2017 photo taken at the Arizona Hombu Dojo 

Tuesday, April 22, 2014

Just for Kicks

Photo courtesy of Hanshi Andy Finley, 7th dan, Shorin-Ryu Karate and Kobudo, Casper, Wyoming
Shorin-Ryu Karate & Kobudo are traditional Okinawan martial arts. The Chinese ideographs (kanji) used to write Shorin-Ryu translate in Japanese as "Pine Forest Style". In Chinese, this translates as "Shaolin Style" indicating the unique Okinawan martial art had ties to the Shaolin warrior monks.

In traditional karate classes, students learn a variety
of martial arts including basics, many forms (kata),
applications, self-defense, meditation, history,
some Japanese language, body hardening, and many martial
arts weapons. Here, our students and faculty train
with Okinawa sickles known as kama.
Karate was developed as a combat art designed for self-defense as well as self-improvement. It was never intended for sport. Thus the instructors at the Arizona School of Traditional Karate (60 W. Baseline Road) retain this philosophy by focusing on teaching adult and families the original art of karate that includes focus, power, balance and acceleration. Students are from Chandler, Gilbert, Mesa, Phoenix, Queen Creek, Tempe and Scottsdale.

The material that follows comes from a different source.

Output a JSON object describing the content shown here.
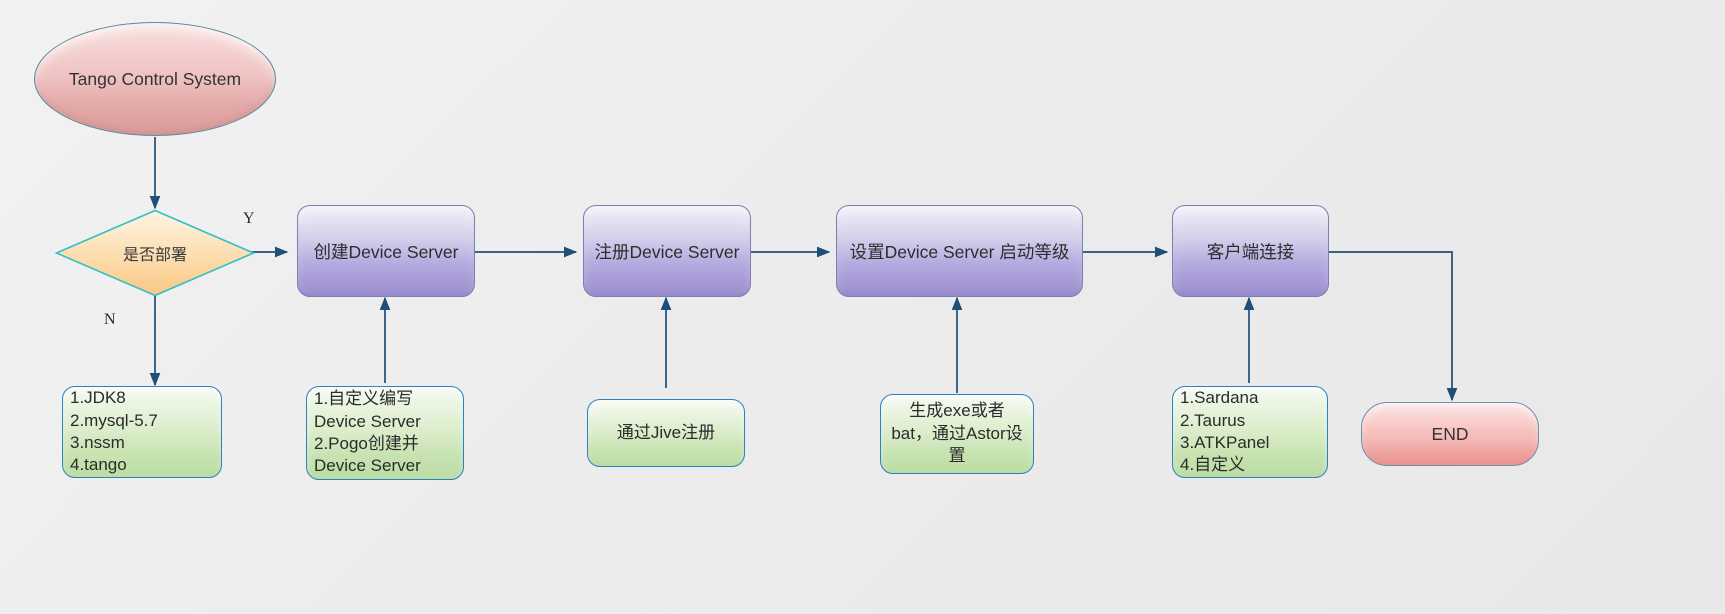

In traditional Shorin-Ryu Karate known as Seiyo No Shorin-Ryu Karate Kobudo KaiTM, students have the opportunity to learn karate, kobudo (nunchaku, sai, kama, tonfa, bo, sansetsukon, kuwa, eku, ra-ke, tsue) self-defense, samurai arts (iaido, naginata, sojutsu, jujutsu, hanbo, kuboton, kibo), shitai kori (body hardening) all for one price. Grandmaster Hausel has been teaching martial arts for over 4 decades. After retiring from the University of Wyoming where he taught martial arts for 30 years, he has been teaching martial arts in Chandler, Gilbert, Mesa and Tempe for the past decade.

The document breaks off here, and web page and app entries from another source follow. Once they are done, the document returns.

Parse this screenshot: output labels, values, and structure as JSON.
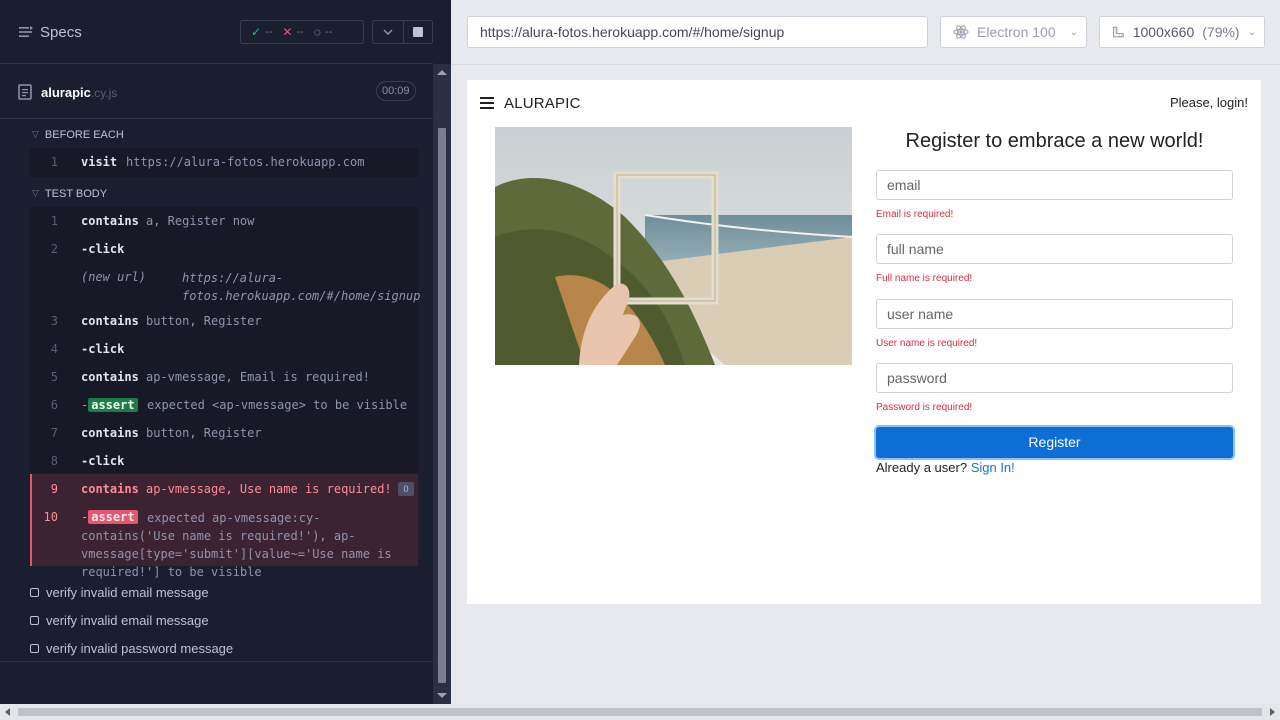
{
  "reporter": {
    "specs_title": "Specs",
    "stats": {
      "passed": "--",
      "failed": "--",
      "pending": "--"
    },
    "file": {
      "name": "alurapic",
      "ext": ".cy.js",
      "timer": "00:09"
    },
    "before_each": {
      "heading": "BEFORE EACH",
      "commands": [
        {
          "num": "1",
          "name": "visit",
          "msg": "https://alura-fotos.herokuapp.com"
        }
      ]
    },
    "test_body": {
      "heading": "TEST BODY",
      "commands": [
        {
          "num": "1",
          "name": "contains",
          "msg": "a, Register now"
        },
        {
          "num": "2",
          "name": "-click",
          "msg": ""
        },
        {
          "num": "",
          "name": "(new url)",
          "msg": "https://alura-fotos.herokuapp.com/#/home/signup"
        },
        {
          "num": "3",
          "name": "contains",
          "msg": "button, Register"
        },
        {
          "num": "4",
          "name": "-click",
          "msg": ""
        },
        {
          "num": "5",
          "name": "contains",
          "msg": "ap-vmessage, Email is required!"
        },
        {
          "num": "6",
          "name": "assert",
          "msg": "expected <ap-vmessage> to be visible"
        },
        {
          "num": "7",
          "name": "contains",
          "msg": "button, Register"
        },
        {
          "num": "8",
          "name": "-click",
          "msg": ""
        },
        {
          "num": "9",
          "name": "contains",
          "msg": "ap-vmessage, Use name is required!"
        },
        {
          "num": "10",
          "name": "assert",
          "msg": "expected ap-vmessage:cy-contains('Use name is required!'), ap-vmessage[type='submit'][value~='Use name is required!'] to be visible"
        }
      ],
      "pin_badge": "0"
    },
    "tests": [
      {
        "title": "verify invalid email message"
      },
      {
        "title": "verify invalid email message"
      },
      {
        "title": "verify invalid password message"
      }
    ]
  },
  "aut": {
    "url": "https://alura-fotos.herokuapp.com/#/home/signup",
    "browser": "Electron 100",
    "viewport": "1000x660",
    "zoom": "(79%)",
    "app": {
      "brand": "ALURAPIC",
      "please_login": "Please, login!",
      "form_title": "Register to embrace a new world!",
      "fields": [
        {
          "placeholder": "email",
          "error": "Email is required!"
        },
        {
          "placeholder": "full name",
          "error": "Full name is required!"
        },
        {
          "placeholder": "user name",
          "error": "User name is required!"
        },
        {
          "placeholder": "password",
          "error": "Password is required!"
        }
      ],
      "register_label": "Register",
      "already_text": "Already a user?",
      "sign_in_label": "Sign In!"
    }
  },
  "colors": {
    "accent": "#0d6ed6",
    "error": "#d0313f",
    "passed": "#1f7a4c",
    "failed": "#e45770"
  }
}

Soke Hausel, world head of Seiyo Kai Shorin-Ryu
Karate demonstrates white crane techniques at
Chinese New Year celebration at the University of Wyoming
Our classes include training in jujutsu and self-defense
Kobudo is an extension of karate. Sensei Paula demonstrates kuwa with Sensei Bill at
the Hombu in Mesa. So, don't ever be caught off guard while gardening again
(let alone shopping, jogging, etc).

Friday, February 7, 2014

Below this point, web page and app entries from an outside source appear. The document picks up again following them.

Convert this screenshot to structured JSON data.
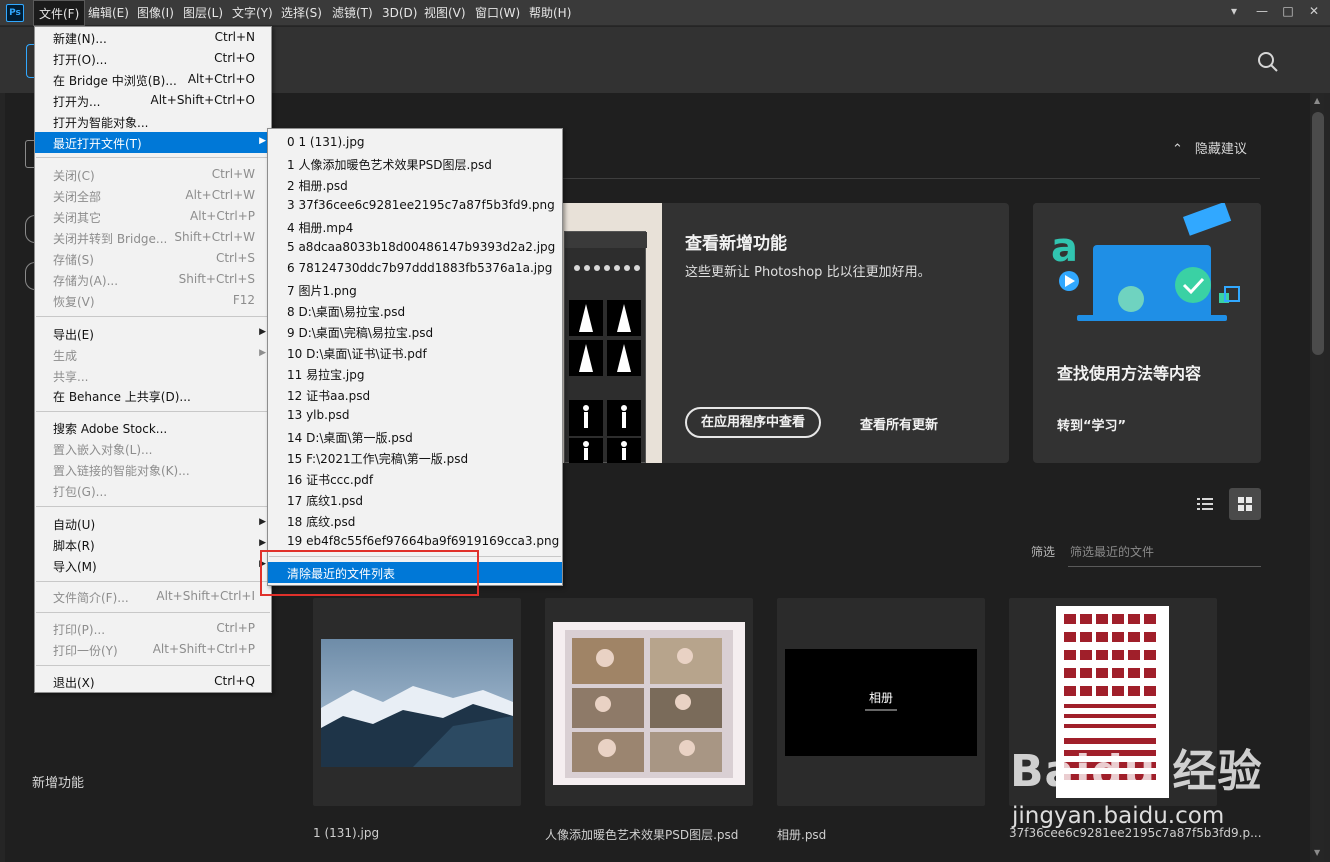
{
  "menubar": {
    "logo": "Ps",
    "items": [
      "文件(F)",
      "编辑(E)",
      "图像(I)",
      "图层(L)",
      "文字(Y)",
      "选择(S)",
      "滤镜(T)",
      "3D(D)",
      "视图(V)",
      "窗口(W)",
      "帮助(H)"
    ],
    "window_buttons": [
      "▾",
      "—",
      "□",
      "✕"
    ]
  },
  "file_menu": {
    "items": [
      {
        "label": "新建(N)...",
        "shortcut": "Ctrl+N"
      },
      {
        "label": "打开(O)...",
        "shortcut": "Ctrl+O"
      },
      {
        "label": "在 Bridge 中浏览(B)...",
        "shortcut": "Alt+Ctrl+O"
      },
      {
        "label": "打开为...",
        "shortcut": "Alt+Shift+Ctrl+O"
      },
      {
        "label": "打开为智能对象...",
        "shortcut": ""
      },
      {
        "label": "最近打开文件(T)",
        "shortcut": ""
      },
      {
        "label": "关闭(C)",
        "shortcut": "Ctrl+W"
      },
      {
        "label": "关闭全部",
        "shortcut": "Alt+Ctrl+W"
      },
      {
        "label": "关闭其它",
        "shortcut": "Alt+Ctrl+P"
      },
      {
        "label": "关闭并转到 Bridge...",
        "shortcut": "Shift+Ctrl+W"
      },
      {
        "label": "存储(S)",
        "shortcut": "Ctrl+S"
      },
      {
        "label": "存储为(A)...",
        "shortcut": "Shift+Ctrl+S"
      },
      {
        "label": "恢复(V)",
        "shortcut": "F12"
      },
      {
        "label": "导出(E)",
        "shortcut": ""
      },
      {
        "label": "生成",
        "shortcut": ""
      },
      {
        "label": "共享...",
        "shortcut": ""
      },
      {
        "label": "在 Behance 上共享(D)...",
        "shortcut": ""
      },
      {
        "label": "搜索 Adobe Stock...",
        "shortcut": ""
      },
      {
        "label": "置入嵌入对象(L)...",
        "shortcut": ""
      },
      {
        "label": "置入链接的智能对象(K)...",
        "shortcut": ""
      },
      {
        "label": "打包(G)...",
        "shortcut": ""
      },
      {
        "label": "自动(U)",
        "shortcut": ""
      },
      {
        "label": "脚本(R)",
        "shortcut": ""
      },
      {
        "label": "导入(M)",
        "shortcut": ""
      },
      {
        "label": "文件简介(F)...",
        "shortcut": "Alt+Shift+Ctrl+I"
      },
      {
        "label": "打印(P)...",
        "shortcut": "Ctrl+P"
      },
      {
        "label": "打印一份(Y)",
        "shortcut": "Alt+Shift+Ctrl+P"
      },
      {
        "label": "退出(X)",
        "shortcut": "Ctrl+Q"
      }
    ]
  },
  "recent_menu": {
    "items": [
      "0  1 (131).jpg",
      "1  人像添加暖色艺术效果PSD图层.psd",
      "2  相册.psd",
      "3  37f36cee6c9281ee2195c7a87f5b3fd9.png",
      "4  相册.mp4",
      "5  a8dcaa8033b18d00486147b9393d2a2.jpg",
      "6  78124730ddc7b97ddd1883fb5376a1a.jpg",
      "7  图片1.png",
      "8  D:\\桌面\\易拉宝.psd",
      "9  D:\\桌面\\完稿\\易拉宝.psd",
      "10  D:\\桌面\\证书\\证书.pdf",
      "11  易拉宝.jpg",
      "12  证书aa.psd",
      "13  ylb.psd",
      "14  D:\\桌面\\第一版.psd",
      "15  F:\\2021工作\\完稿\\第一版.psd",
      "16  证书ccc.pdf",
      "17  底纹1.psd",
      "18  底纹.psd",
      "19  eb4f8c55f6ef97664ba9f6919169cca3.png"
    ],
    "clear_label": "清除最近的文件列表"
  },
  "home": {
    "hide_suggestions": "隐藏建议",
    "card_new": {
      "title": "查看新增功能",
      "desc": "这些更新让 Photoshop 比以往更加好用。",
      "btn_view_in_app": "在应用程序中查看",
      "link_view_all": "查看所有更新"
    },
    "card_learn": {
      "title": "查找使用方法等内容",
      "link": "转到“学习”"
    },
    "filter_label": "筛选",
    "filter_placeholder": "筛选最近的文件",
    "new_features_nav": "新增功能",
    "recent_files": [
      {
        "name": "1 (131).jpg"
      },
      {
        "name": "人像添加暖色艺术效果PSD图层.psd"
      },
      {
        "name": "相册.psd",
        "thumb_text": "相册"
      },
      {
        "name": "37f36cee6c9281ee2195c7a87f5b3fd9.p..."
      }
    ]
  },
  "watermark": {
    "big": "Baidu 经验",
    "small": "jingyan.baidu.com"
  },
  "colors": {
    "accent": "#31a8ff",
    "highlight": "#0078d7",
    "annotation": "#e0312b"
  }
}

Mesa Karate Classes - A Real Kick

A torii, or shinto gate stands in water.
At one martial arts school in Mesa, Arizona, a group of engineers, university faculty, students, scientists, teachers, accountants, lawyers, electricians, medical professions began their year by training in the Traditional Okinawan Martial Arts. The reason why this school attracts so many professions is due to the legitimacy of the martial arts association as well as the head instructor's affiliation with various  universities (he taught martial arts for nearly 40 years at four different universities).

On Tuesdays, our group of martial artists ranging from black belts to white belts train in basics and forms known as kata. In the later advanced class, the group is learning the Passai Dai kata while reviewing other kata. Wednesday evenings, the group trains in self-defense and bunkai (applications from kata) and we started focusing on defense against armed attackers. This early self-defense class is followed by a samurai arts where class attendees are focusing on naginata (halberd) and this is followed by Shitai Kori (body hardening).

Warming up at the Arizona Hombu dojo in Mesa Gilbert, Arizona
Thursday evening starts with Okinawan kobudo (martial arts weapons) and the group is currently learning bunkai for nunchaku and learning the complex Nunchaku Yondan kata. This is followed by a second kobudo class where the attendees are learning to use hanbo (half-pole) and nitanbo (two sticks).

Soke Hausel, the Arizona School of Traditional Karate's head instructor, celebrated a Golden Anniversary in Martial Arts in 2014. He began martial arts training in 1964 and was invited for induction to another Hall-of-Fame in 2014 and nominated for 2015 Marquis Who's Who in America and 2015 Who's Who in the World.